Over at the blog Nanopublic, Dietram Scheufele, a professor of communication at the University of Wisconsin, has posted a very useful discussion of our Science Policy forum article.

Scheufele, one of the most widely cited scholars on framing and the media, recently co-edited a special issue on the subject at the Journal of Communication. I encourage readers to check out Scheufele's blog post, along with his article in the special issue of JoC.

I also encourage readers to check out the following study published at Public Opinion Quarterly by Vince Price, Lilach Nir, and Joe Capella at the University of Pennsylvania. The literature review is perhaps the best introduction to research on framing and media influence. Moreover, the innovative research design incorporates the strengths of experimental, focus group, and survey methods.

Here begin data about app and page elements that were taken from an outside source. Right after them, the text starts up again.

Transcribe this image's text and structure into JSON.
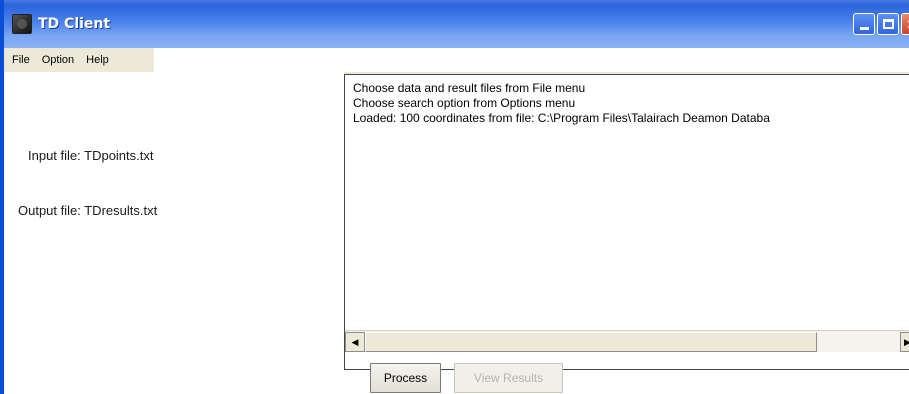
{
  "window": {
    "title": "TD Client"
  },
  "titlebar": {
    "minimize_icon": "minimize-icon",
    "maximize_icon": "maximize-icon",
    "close_icon": "close-icon",
    "close_glyph": "✕"
  },
  "menubar": {
    "items": [
      {
        "label": "File"
      },
      {
        "label": "Option"
      },
      {
        "label": "Help"
      }
    ]
  },
  "left_panel": {
    "input_file_label": "Input file: TDpoints.txt",
    "output_file_label": "Output file: TDresults.txt"
  },
  "log": {
    "lines": [
      "Choose data and result files from File menu",
      "Choose search option from Options menu",
      "Loaded: 100 coordinates from file: C:\\Program Files\\Talairach Deamon Databa"
    ]
  },
  "scrollbar": {
    "left_arrow": "◀",
    "right_arrow": "▶"
  },
  "buttons": {
    "process_label": "Process",
    "view_results_label": "View Results",
    "view_results_enabled": false
  },
  "colors": {
    "titlebar_accent": "#2a63db",
    "close_button": "#c7452b",
    "disabled_text": "#b8b4a8"
  }
}
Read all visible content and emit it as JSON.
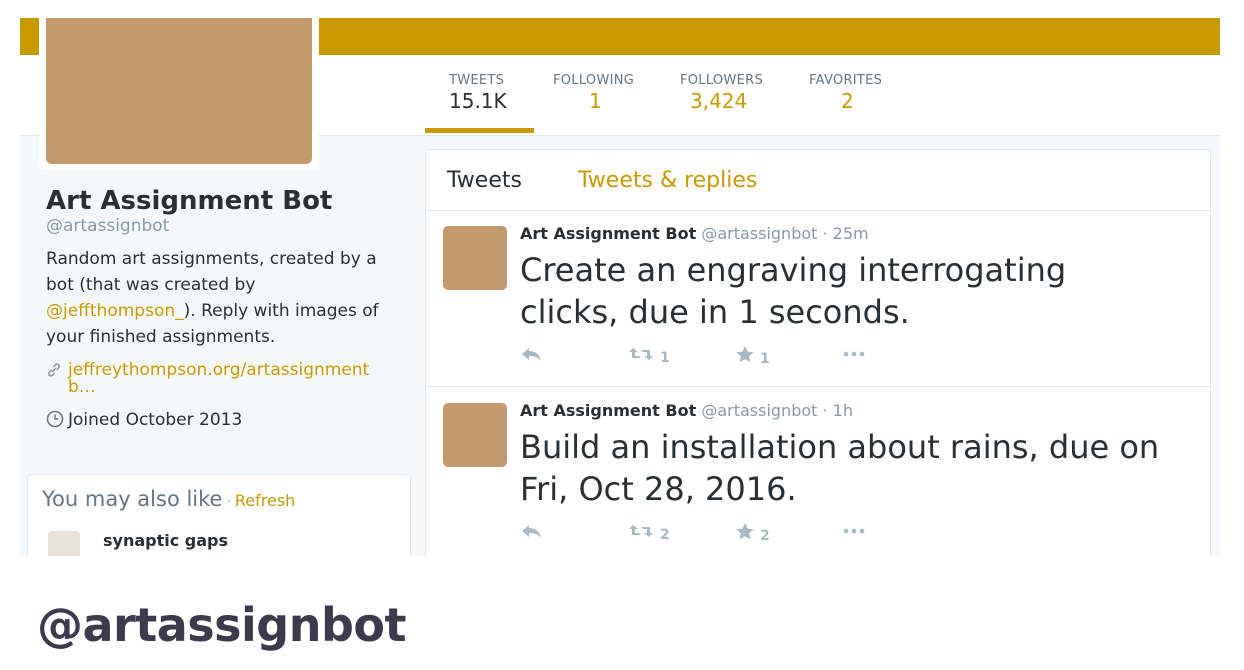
{
  "stats": [
    {
      "label": "TWEETS",
      "value": "15.1K"
    },
    {
      "label": "FOLLOWING",
      "value": "1"
    },
    {
      "label": "FOLLOWERS",
      "value": "3,424"
    },
    {
      "label": "FAVORITES",
      "value": "2"
    }
  ],
  "profile": {
    "name": "Art Assignment Bot",
    "handle": "@artassignbot",
    "bio_1": "Random art assignments, created by a bot (that was created by ",
    "bio_link": "@jeffthompson_",
    "bio_2": "). Reply with images of your finished assignments.",
    "url": "jeffreythompson.org/artassignmentb…",
    "joined": "Joined October 2013"
  },
  "who_to_follow": {
    "title": "You may also like",
    "separator": " · ",
    "refresh": "Refresh",
    "user_name": "synaptic gaps"
  },
  "timeline": {
    "tabs": [
      "Tweets",
      "Tweets & replies"
    ],
    "tweets": [
      {
        "name": "Art Assignment Bot",
        "handle": "@artassignbot",
        "time": "· 25m",
        "text": "Create an engraving interrogating clicks, due in 1 seconds.",
        "retweets": "1",
        "likes": "1"
      },
      {
        "name": "Art Assignment Bot",
        "handle": "@artassignbot",
        "time": "· 1h",
        "text": "Build an installation about rains, due on Fri, Oct 28, 2016.",
        "retweets": "2",
        "likes": "2"
      }
    ]
  },
  "icons": {
    "reply": "reply-icon",
    "retweet": "retweet-icon",
    "like": "star-icon",
    "more": "more-icon",
    "link": "link-icon",
    "calendar": "clock-icon"
  },
  "caption": "@artassignbot",
  "colors": {
    "accent": "#c99a00",
    "avatar": "#c4996c"
  }
}
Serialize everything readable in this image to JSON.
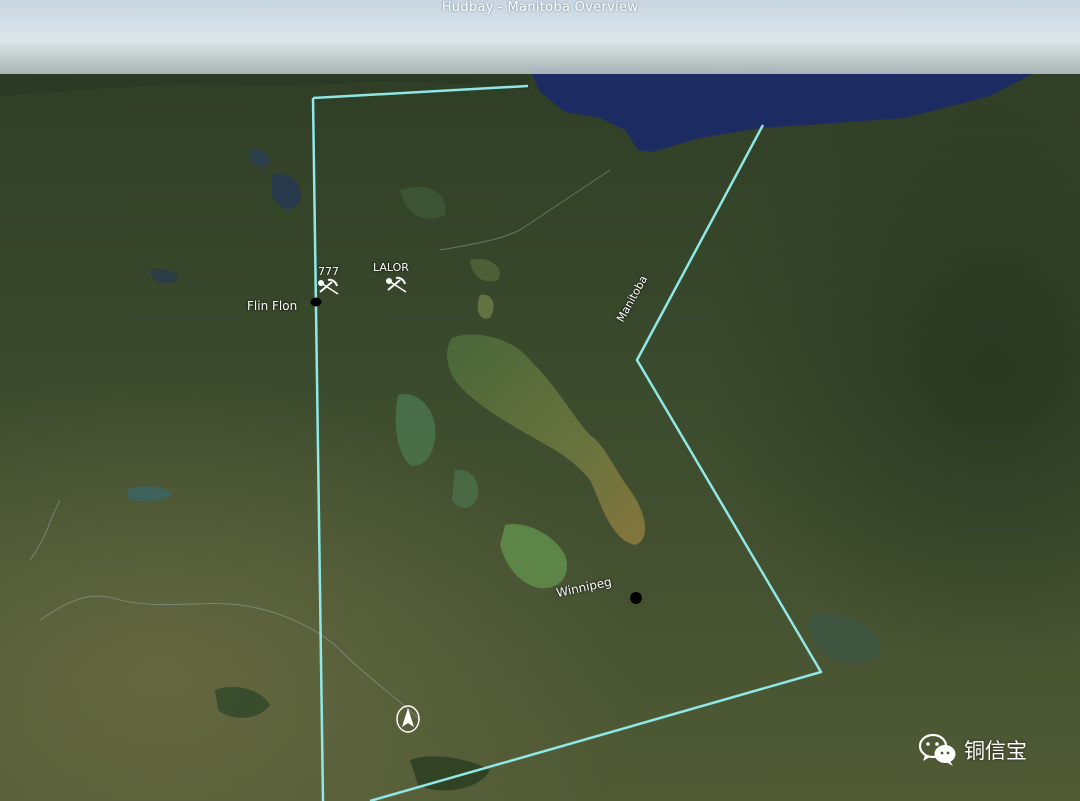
{
  "map": {
    "title": "Hudbay - Manitoba Overview",
    "province_label": "Manitoba",
    "colors": {
      "boundary": "#8fe8e6",
      "water_bay": "#1a2a5e",
      "land": "#3f4f2c"
    },
    "places": [
      {
        "label": "Flin Flon",
        "type": "city"
      },
      {
        "label": "Winnipeg",
        "type": "city"
      }
    ],
    "mines": [
      {
        "label": "777",
        "icon": "mine-pick-icon"
      },
      {
        "label": "LALOR",
        "icon": "mine-pick-icon"
      }
    ],
    "compass_icon": "north-arrow-icon"
  },
  "watermark": {
    "text": "铜信宝",
    "icon": "wechat-icon"
  }
}
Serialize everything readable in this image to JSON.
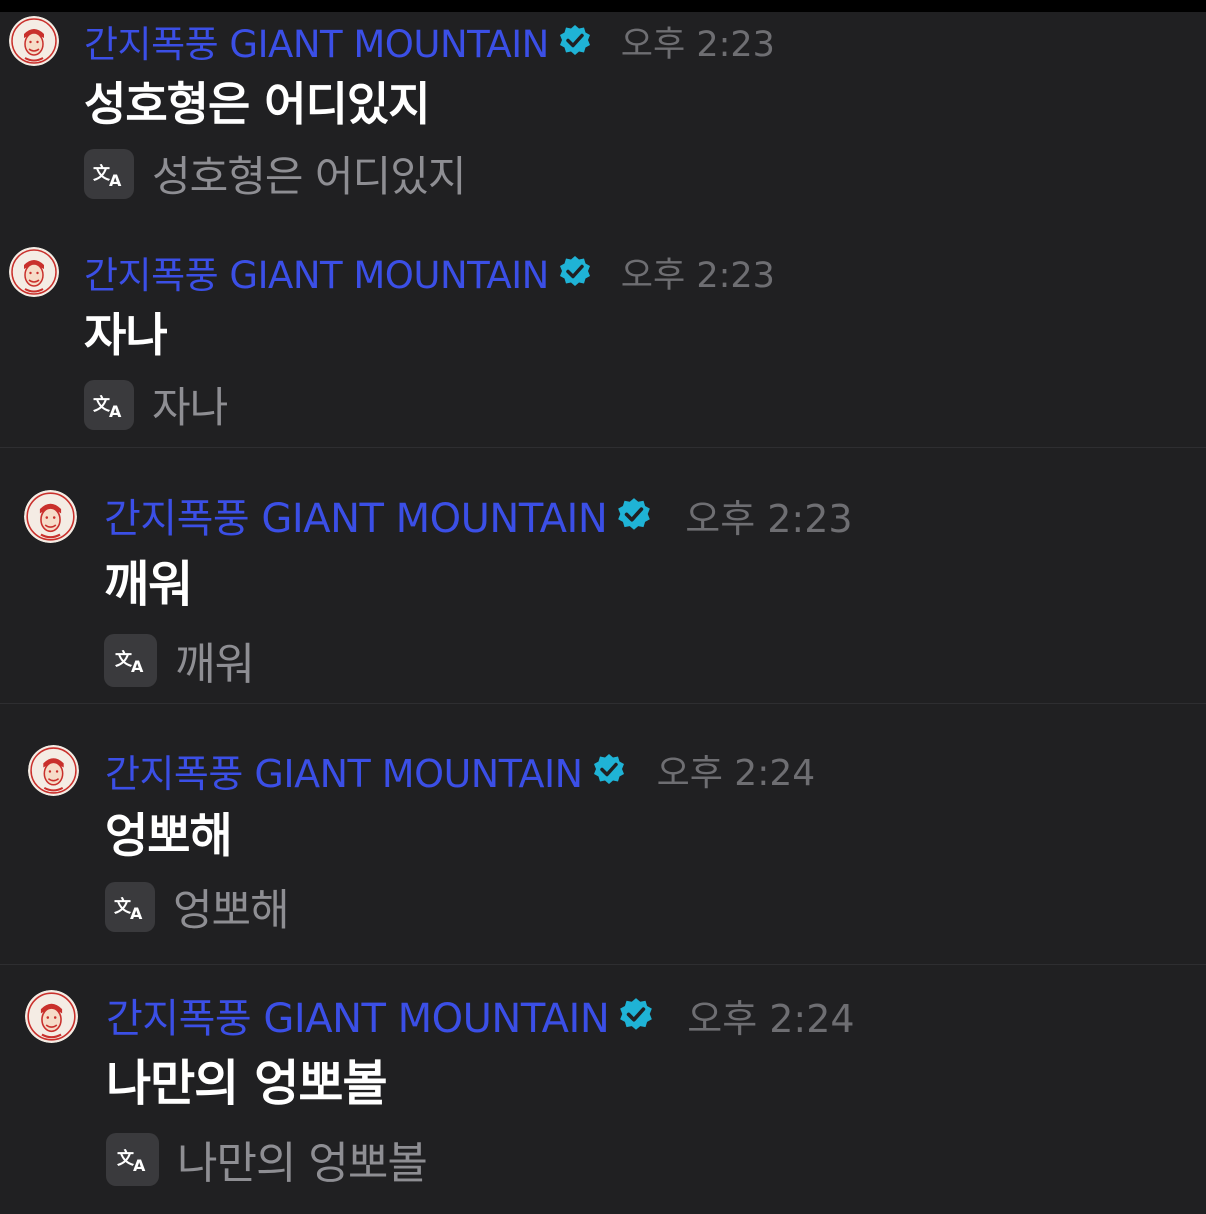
{
  "icons": {
    "avatar": "avatar-face-icon",
    "verified": "verified-check-icon",
    "translate": "translate-icon"
  },
  "colors": {
    "background": "#202022",
    "username": "#3b4fe6",
    "verified_badge": "#1fb3d6",
    "timestamp": "#6e6e72",
    "message": "#ffffff",
    "translation": "#8e8e93"
  },
  "messages": [
    {
      "username": "간지폭풍 GIANT MOUNTAIN",
      "time": "오후 2:23",
      "text": "성호형은 어디있지",
      "translation": "성호형은 어디있지"
    },
    {
      "username": "간지폭풍 GIANT MOUNTAIN",
      "time": "오후 2:23",
      "text": "자나",
      "translation": "자나"
    },
    {
      "username": "간지폭풍 GIANT MOUNTAIN",
      "time": "오후 2:23",
      "text": "깨워",
      "translation": "깨워"
    },
    {
      "username": "간지폭풍 GIANT MOUNTAIN",
      "time": "오후 2:24",
      "text": "엉뽀해",
      "translation": "엉뽀해"
    },
    {
      "username": "간지폭풍 GIANT MOUNTAIN",
      "time": "오후 2:24",
      "text": "나만의 엉뽀볼",
      "translation": "나만의 엉뽀볼"
    }
  ]
}
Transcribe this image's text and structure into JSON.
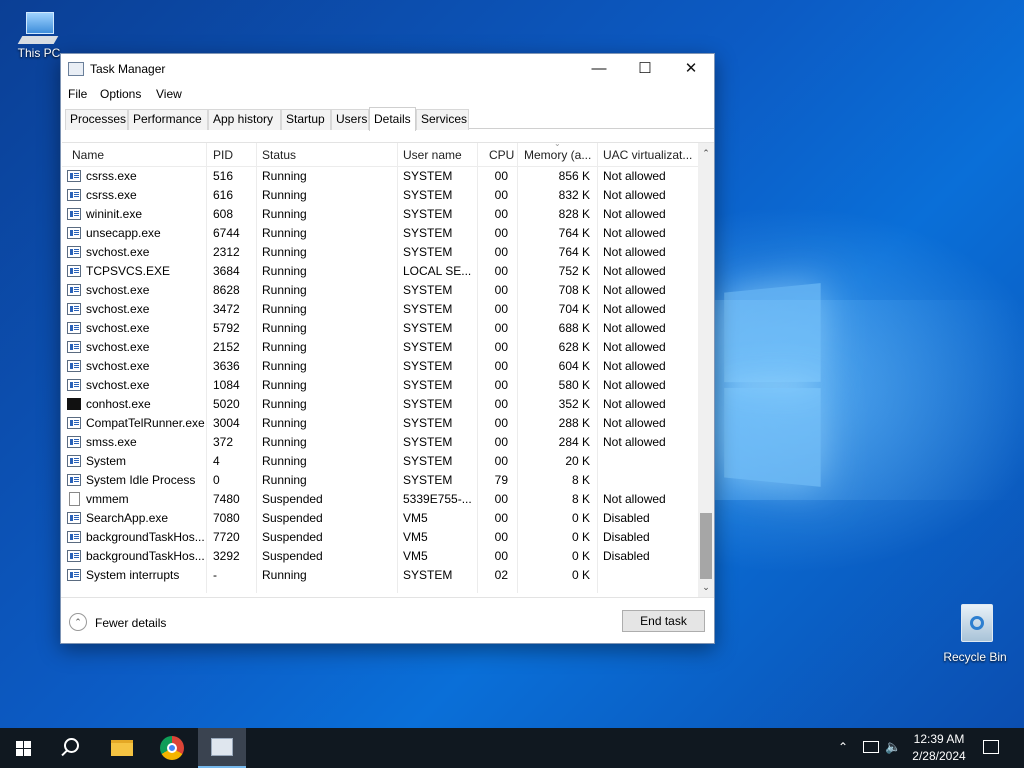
{
  "desktop": {
    "icons": [
      {
        "label": "This PC",
        "icon": "computer-icon"
      },
      {
        "label": "Recycle Bin",
        "icon": "recycle-bin-icon"
      }
    ]
  },
  "window": {
    "title": "Task Manager",
    "controls": {
      "minimize": "—",
      "maximize": "☐",
      "close": "✕"
    },
    "menu": [
      "File",
      "Options",
      "View"
    ],
    "tabs": [
      "Processes",
      "Performance",
      "App history",
      "Startup",
      "Users",
      "Details",
      "Services"
    ],
    "active_tab": "Details",
    "columns": [
      "Name",
      "PID",
      "Status",
      "User name",
      "CPU",
      "Memory (a...",
      "UAC virtualizat..."
    ],
    "rows": [
      {
        "name": "csrss.exe",
        "pid": "516",
        "status": "Running",
        "user": "SYSTEM",
        "cpu": "00",
        "memory": "856 K",
        "uac": "Not allowed",
        "icon": "process-icon"
      },
      {
        "name": "csrss.exe",
        "pid": "616",
        "status": "Running",
        "user": "SYSTEM",
        "cpu": "00",
        "memory": "832 K",
        "uac": "Not allowed",
        "icon": "process-icon"
      },
      {
        "name": "wininit.exe",
        "pid": "608",
        "status": "Running",
        "user": "SYSTEM",
        "cpu": "00",
        "memory": "828 K",
        "uac": "Not allowed",
        "icon": "process-icon"
      },
      {
        "name": "unsecapp.exe",
        "pid": "6744",
        "status": "Running",
        "user": "SYSTEM",
        "cpu": "00",
        "memory": "764 K",
        "uac": "Not allowed",
        "icon": "process-icon"
      },
      {
        "name": "svchost.exe",
        "pid": "2312",
        "status": "Running",
        "user": "SYSTEM",
        "cpu": "00",
        "memory": "764 K",
        "uac": "Not allowed",
        "icon": "process-icon"
      },
      {
        "name": "TCPSVCS.EXE",
        "pid": "3684",
        "status": "Running",
        "user": "LOCAL SE...",
        "cpu": "00",
        "memory": "752 K",
        "uac": "Not allowed",
        "icon": "process-icon"
      },
      {
        "name": "svchost.exe",
        "pid": "8628",
        "status": "Running",
        "user": "SYSTEM",
        "cpu": "00",
        "memory": "708 K",
        "uac": "Not allowed",
        "icon": "process-icon"
      },
      {
        "name": "svchost.exe",
        "pid": "3472",
        "status": "Running",
        "user": "SYSTEM",
        "cpu": "00",
        "memory": "704 K",
        "uac": "Not allowed",
        "icon": "process-icon"
      },
      {
        "name": "svchost.exe",
        "pid": "5792",
        "status": "Running",
        "user": "SYSTEM",
        "cpu": "00",
        "memory": "688 K",
        "uac": "Not allowed",
        "icon": "process-icon"
      },
      {
        "name": "svchost.exe",
        "pid": "2152",
        "status": "Running",
        "user": "SYSTEM",
        "cpu": "00",
        "memory": "628 K",
        "uac": "Not allowed",
        "icon": "process-icon"
      },
      {
        "name": "svchost.exe",
        "pid": "3636",
        "status": "Running",
        "user": "SYSTEM",
        "cpu": "00",
        "memory": "604 K",
        "uac": "Not allowed",
        "icon": "process-icon"
      },
      {
        "name": "svchost.exe",
        "pid": "1084",
        "status": "Running",
        "user": "SYSTEM",
        "cpu": "00",
        "memory": "580 K",
        "uac": "Not allowed",
        "icon": "process-icon"
      },
      {
        "name": "conhost.exe",
        "pid": "5020",
        "status": "Running",
        "user": "SYSTEM",
        "cpu": "00",
        "memory": "352 K",
        "uac": "Not allowed",
        "icon": "console-icon"
      },
      {
        "name": "CompatTelRunner.exe",
        "pid": "3004",
        "status": "Running",
        "user": "SYSTEM",
        "cpu": "00",
        "memory": "288 K",
        "uac": "Not allowed",
        "icon": "process-icon"
      },
      {
        "name": "smss.exe",
        "pid": "372",
        "status": "Running",
        "user": "SYSTEM",
        "cpu": "00",
        "memory": "284 K",
        "uac": "Not allowed",
        "icon": "process-icon"
      },
      {
        "name": "System",
        "pid": "4",
        "status": "Running",
        "user": "SYSTEM",
        "cpu": "00",
        "memory": "20 K",
        "uac": "",
        "icon": "process-icon"
      },
      {
        "name": "System Idle Process",
        "pid": "0",
        "status": "Running",
        "user": "SYSTEM",
        "cpu": "79",
        "memory": "8 K",
        "uac": "",
        "icon": "process-icon"
      },
      {
        "name": "vmmem",
        "pid": "7480",
        "status": "Suspended",
        "user": "5339E755-...",
        "cpu": "00",
        "memory": "8 K",
        "uac": "Not allowed",
        "icon": "document-icon"
      },
      {
        "name": "SearchApp.exe",
        "pid": "7080",
        "status": "Suspended",
        "user": "VM5",
        "cpu": "00",
        "memory": "0 K",
        "uac": "Disabled",
        "icon": "process-icon"
      },
      {
        "name": "backgroundTaskHos...",
        "pid": "7720",
        "status": "Suspended",
        "user": "VM5",
        "cpu": "00",
        "memory": "0 K",
        "uac": "Disabled",
        "icon": "process-icon"
      },
      {
        "name": "backgroundTaskHos...",
        "pid": "3292",
        "status": "Suspended",
        "user": "VM5",
        "cpu": "00",
        "memory": "0 K",
        "uac": "Disabled",
        "icon": "process-icon"
      },
      {
        "name": "System interrupts",
        "pid": "-",
        "status": "Running",
        "user": "SYSTEM",
        "cpu": "02",
        "memory": "0 K",
        "uac": "",
        "icon": "process-icon"
      }
    ],
    "footer": {
      "fewer_details": "Fewer details",
      "end_task": "End task"
    }
  },
  "taskbar": {
    "items": [
      "start-icon",
      "search-icon",
      "file-explorer-icon",
      "chrome-icon",
      "task-manager-icon"
    ],
    "time": "12:39 AM",
    "date": "2/28/2024"
  }
}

As I've discussed with several colleagues, this type of design might be uniquely suited for evaluating how media frames and interpersonal conversations shape public opinion about controversial areas of science.

Car culture and suburbs grow right-wing populism, claims study

New research links urban planning and political polarization.

Politics & Current Affairs
  • Canadian researchers find that excessive reliance on cars changes political views.
  • Decades of car-centric urban planning normalized unsustainable lifestyles.
  • People who prefer personal comfort elect politicians who represent such views.
Keep reading Show less

How to split the USA into two countries: Red and Blue

Progressive America would be half as big, but twice as populated as its conservative twin.

Image: Dicken Schrader
Strange Maps
  • America's two political tribes have consolidated into 'red' and 'blue' nations, with seemingly irreconcilable differences.
  • Perhaps the best way to stop the infighting is to go for a divorce and give the two nations a country each
  • Based on the UN's partition plan for Israel/Palestine, this proposal provides territorial contiguity and sea access to both 'red' and 'blue' America
Keep reading Show less

NASA astronomer Michelle Thaller on ​the multiple dimensions of space and human sexuality

Science and the squishiness of the human mind. The joys of wearing whatever the hell you want, and so much more.

Flickr / 13winds
Think Again Podcasts
  • Why can't we have a human-sized cat tree?
  • What would happen if you got a spoonful of a neutron star?
  • Why do we insist on dividing our wonderfully complex selves into boring little boxes
Keep reading Show less